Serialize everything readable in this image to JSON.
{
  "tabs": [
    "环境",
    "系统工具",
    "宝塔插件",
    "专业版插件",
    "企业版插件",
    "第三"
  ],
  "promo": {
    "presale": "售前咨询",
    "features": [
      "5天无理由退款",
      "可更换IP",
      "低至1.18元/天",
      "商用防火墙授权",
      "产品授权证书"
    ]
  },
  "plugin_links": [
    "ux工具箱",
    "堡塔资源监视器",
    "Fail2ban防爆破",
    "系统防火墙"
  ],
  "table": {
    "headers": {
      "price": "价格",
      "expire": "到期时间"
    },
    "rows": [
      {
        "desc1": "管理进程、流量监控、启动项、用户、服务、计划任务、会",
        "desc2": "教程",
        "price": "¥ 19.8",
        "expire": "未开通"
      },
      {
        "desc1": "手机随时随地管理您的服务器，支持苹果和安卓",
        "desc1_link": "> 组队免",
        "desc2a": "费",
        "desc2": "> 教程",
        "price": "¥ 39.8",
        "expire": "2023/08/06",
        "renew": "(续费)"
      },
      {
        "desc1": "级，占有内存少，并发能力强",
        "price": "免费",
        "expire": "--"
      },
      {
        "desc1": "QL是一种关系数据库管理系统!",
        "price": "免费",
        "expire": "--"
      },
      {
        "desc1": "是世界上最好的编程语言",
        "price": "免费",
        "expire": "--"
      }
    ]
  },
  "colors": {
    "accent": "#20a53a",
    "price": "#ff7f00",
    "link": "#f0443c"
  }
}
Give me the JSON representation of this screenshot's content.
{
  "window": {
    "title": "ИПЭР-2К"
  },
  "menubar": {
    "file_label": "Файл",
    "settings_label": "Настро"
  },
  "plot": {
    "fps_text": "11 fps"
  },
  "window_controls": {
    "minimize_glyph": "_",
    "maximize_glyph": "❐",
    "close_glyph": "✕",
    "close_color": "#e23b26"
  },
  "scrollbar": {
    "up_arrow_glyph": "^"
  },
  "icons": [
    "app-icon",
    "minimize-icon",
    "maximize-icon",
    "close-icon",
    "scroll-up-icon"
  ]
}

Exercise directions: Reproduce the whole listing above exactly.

Solution for this exercise:
Serialize everything readable in this image to JSON.
{
  "tabs": [
    "环境",
    "系统工具",
    "宝塔插件",
    "专业版插件",
    "企业版插件",
    "第三"
  ],
  "promo": {
    "presale": "售前咨询",
    "features": [
      "5天无理由退款",
      "可更换IP",
      "低至1.18元/天",
      "商用防火墙授权",
      "产品授权证书"
    ]
  },
  "plugin_links": [
    "ux工具箱",
    "堡塔资源监视器",
    "Fail2ban防爆破",
    "系统防火墙"
  ],
  "table": {
    "headers": {
      "price": "价格",
      "expire": "到期时间"
    },
    "rows": [
      {
        "desc1": "管理进程、流量监控、启动项、用户、服务、计划任务、会",
        "desc2": "教程",
        "price": "¥ 19.8",
        "expire": "未开通"
      },
      {
        "desc1": "手机随时随地管理您的服务器，支持苹果和安卓",
        "desc1_link": "> 组队免",
        "desc2a": "费",
        "desc2": "> 教程",
        "price": "¥ 39.8",
        "expire": "2023/08/06",
        "renew": "(续费)"
      },
      {
        "desc1": "级，占有内存少，并发能力强",
        "price": "免费",
        "expire": "--"
      },
      {
        "desc1": "QL是一种关系数据库管理系统!",
        "price": "免费",
        "expire": "--"
      },
      {
        "desc1": "是世界上最好的编程语言",
        "price": "免费",
        "expire": "--"
      }
    ]
  },
  "colors": {
    "accent": "#20a53a",
    "price": "#ff7f00",
    "link": "#f0443c"
  }
}
Give me the JSON representation of this screenshot's content.
{
  "window": {
    "title": "ИПЭР-2К"
  },
  "menubar": {
    "file_label": "Файл",
    "settings_label": "Настро"
  },
  "plot": {
    "fps_text": "11 fps"
  },
  "window_controls": {
    "minimize_glyph": "_",
    "maximize_glyph": "❐",
    "close_glyph": "✕",
    "close_color": "#e23b26"
  },
  "scrollbar": {
    "up_arrow_glyph": "^"
  },
  "icons": [
    "app-icon",
    "minimize-icon",
    "maximize-icon",
    "close-icon",
    "scroll-up-icon"
  ]
}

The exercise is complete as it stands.